On God as His Own Interpreter

It is always easy upon reflection of a talk or sermon to identify something that I wish I had said. In the case of my recent talk on scripture’s authority, though, I really regret not including some comments on William Cowper. Friend of John Newton and a famous depressive, Cowper wrote many excellent hymns. God Moves in a Mysterious Way stands as one of the finest:

God moves in a mysterious way
His wonders to perform;
He plants His footsteps in the sea
And rides upon the storm.

Deep in unfathomable mines
Of never failing skill
He treasures up His bright designs
And works His sov’reign will.

Ye fearful saints, fresh courage take;
The clouds ye so much dread
Are big with mercy and shall break
In blessings on your head.

Judge not the Lord by feeble sense,
But trust Him for His grace;
Behind a frowning providence
He hides a smiling face.

His purposes will ripen fast,
Unfolding every hour;
The bud may have a bitter taste,
But sweet will be the flow’r.

Blind unbelief is sure to err
And scan His work in vain;
God is His own interpreter,
And He will make it plain.

The hymn concludes with the comforting assertion that the confusion of the world finds God as its final interpreter. Because God is sovereign the troubling aspects of his providence are reflections of his will, and we must trust him in his infinite wisdom to interpret his providential actions. Cowper recognized that just as God, through Christ, is the ultimate interpreter of scripture, God, through Christ, is the ultimate interpreter of the events unfolding in creation. Creation as the general self-revelation of God has Christ as its firstborn, creator, and sustainer. It is through and to Christ that all things in creation are being reconciled (Colossians 1:15-20).

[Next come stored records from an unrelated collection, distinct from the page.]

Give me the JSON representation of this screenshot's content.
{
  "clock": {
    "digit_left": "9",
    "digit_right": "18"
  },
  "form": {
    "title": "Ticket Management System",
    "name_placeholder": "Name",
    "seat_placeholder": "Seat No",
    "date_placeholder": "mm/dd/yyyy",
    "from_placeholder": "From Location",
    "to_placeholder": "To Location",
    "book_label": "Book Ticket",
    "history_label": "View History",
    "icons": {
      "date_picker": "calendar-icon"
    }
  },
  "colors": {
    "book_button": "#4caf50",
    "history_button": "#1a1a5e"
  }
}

The definitive, interpretive grid upon creation’s circumstances and history is movement towards fulfillment in Christ. We can not see all the ways in which this is happening (“judge not the Lord by feeble sense”) or may rage against God for meaning (“and scan His work in vain”), but meaning is ultimately provided in creation by Christ, with Jesus himself being the telos. God is his own interpreter of creation, just as he is of his word, by and through the person of Christ. We may not always understand why what happens does, but we can trust God because he acted through and for Jesus.